BP is asking a federal judge to cap the amount of Gulf oil spill-related fines it must pay at $12 billion, which is almost a third less than the amount U.S. prosecutors are seeking from the company.
On Friday, BP argued in court papers that the Environmental Protection Agency and the Coast Guard didn’t have the authority to raise spill-related fines above the $3,000-per-barrel Clean Water Act cap for environmental liabilities. The Coast Guard has determined that BP could pay up to $4,000 per barrel for the spill, and the EPA has set the fines at up to $4,400 per barrel — an amount that, if the judge rules it’s appropriate, would trigger up to $18 billion in fines for BP. Though BP set aside $43 billion for overall oil spill costs, including cleanup and compensation, it set aside only $3.5 billion for Clean Water Act fines.
“It cannot be the law that 20 or more federal agencies all simultaneously possess the power to inflate the civil penalty amounts,” BP wrote in court documents to U.S. District Judge Carl Barbier. “That would be a recipe for legal chaos.”
BP maintains that its response to the spill, which ended up being a multibillion dollar effort, means that “nothing even approaching the maximum penalty should be awarded once the court hears and weighs all relevant facts.”
BP also tried last month to avoid some of the steeper fines associated with the Deepwater Horizon oil spill, which killed 11 people and spilled an estimated 4.9 million barrels of oil into the Gulf of Mexico in 2010. In September, Judge Barbier found that BP was grossly negligent in its role in the oil spill, and that the company was responsible for 67 percent of the blame for the spill. That “gross negligence” ruling opened BP up to the maximum $18 billion in fines, which could be handed down to the company if the judge finds that, as prosecutors argue, the disaster spilled more than 4 million gallons into the Gulf.
Last month, BP appealed that ruling, saying that it wanted a new trial to determine whether or not it had been grossly negligent — but last week, Judge Barbier refused to re-visit the ruling.

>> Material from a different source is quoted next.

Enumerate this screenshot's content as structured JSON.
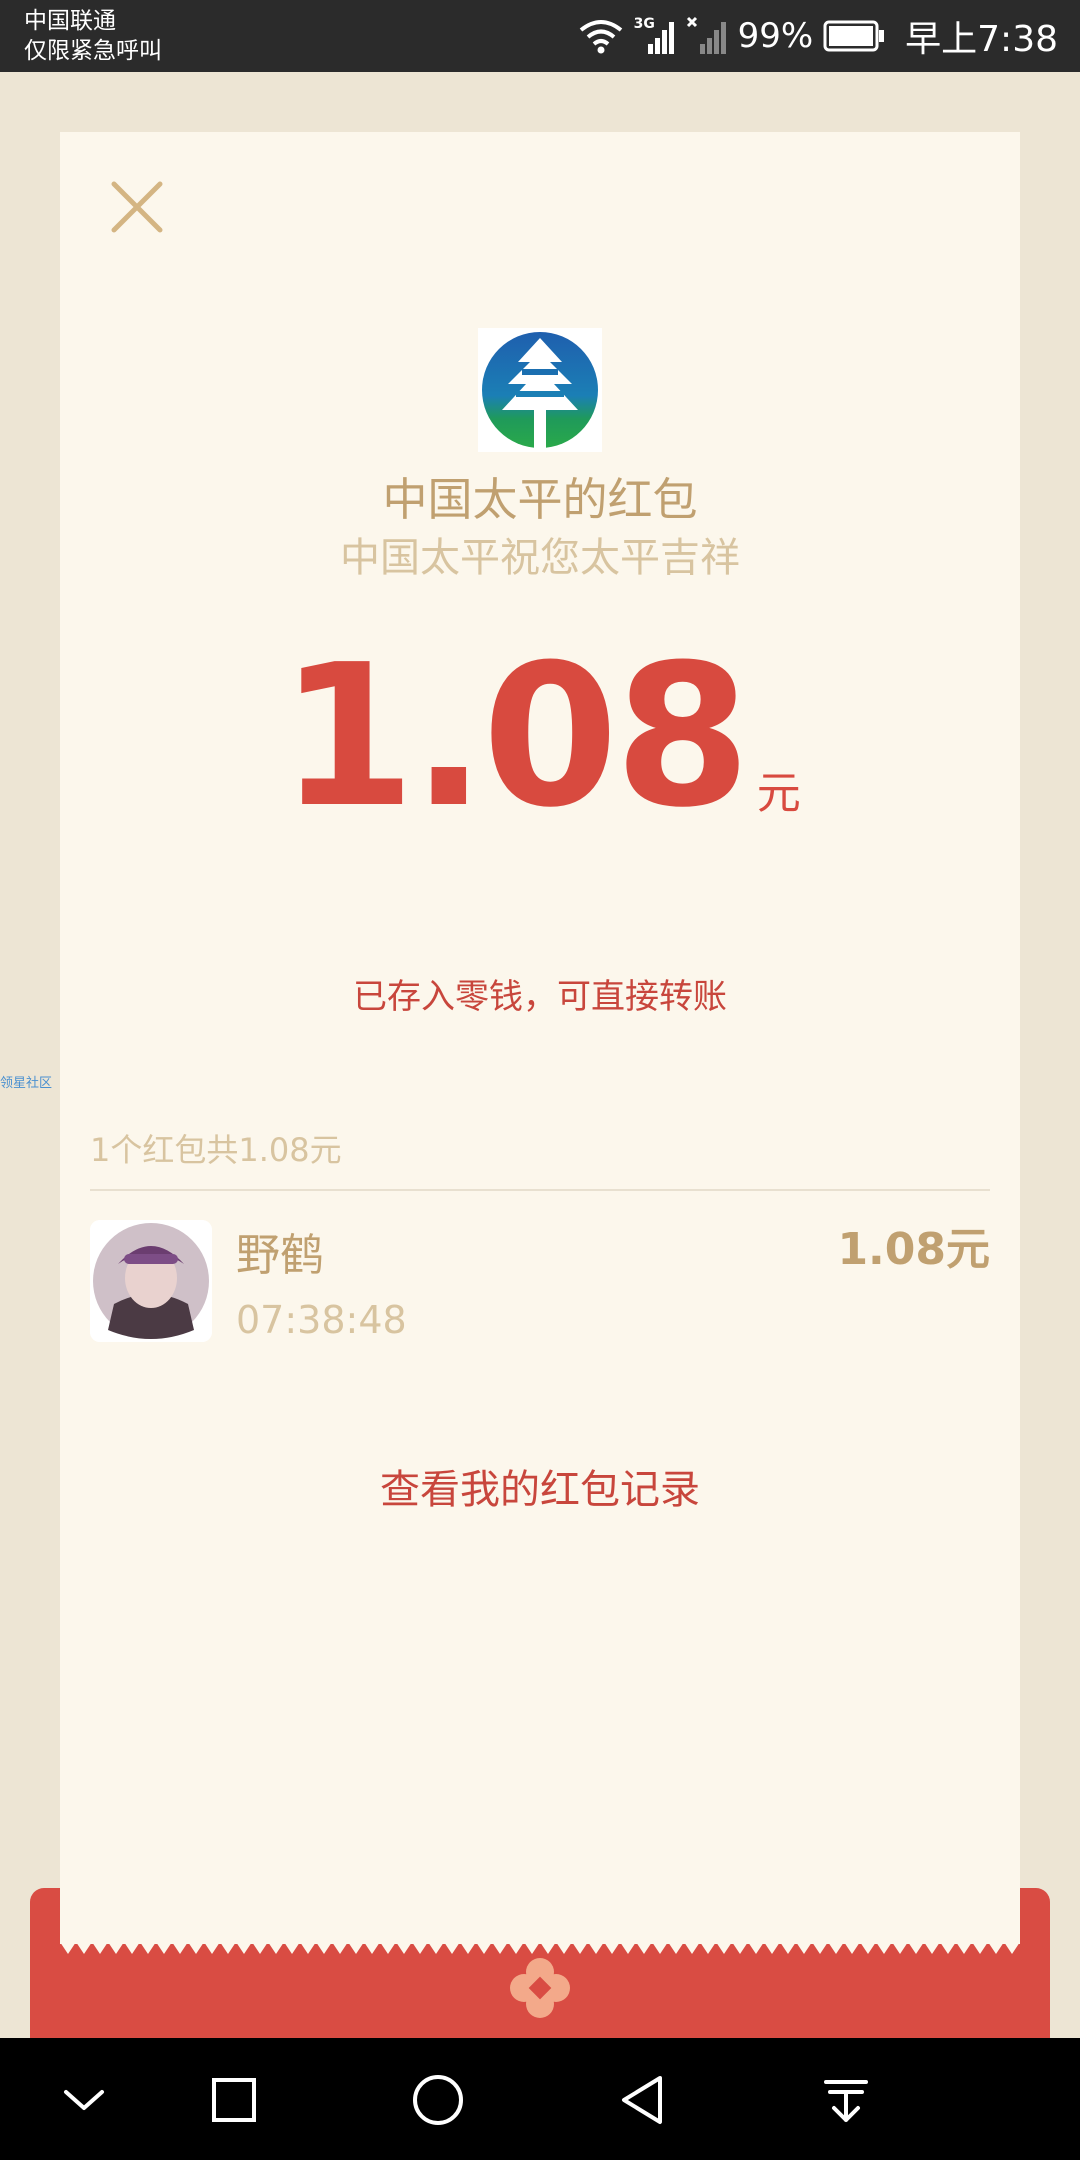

Scientists are still working to determine the impact the Deepwater Horizon oil spill had on the Gulf, but some of the findings so far have been grim. Last month, a study discovered a 1,235-square-mile “bathub ring” of oil on the deep ocean’s floor, an oily patch that’s about twice the size of the city of Houston, Texas. That finding came just days after BP argued in Politico that it “didn’t ruin the Gulf.”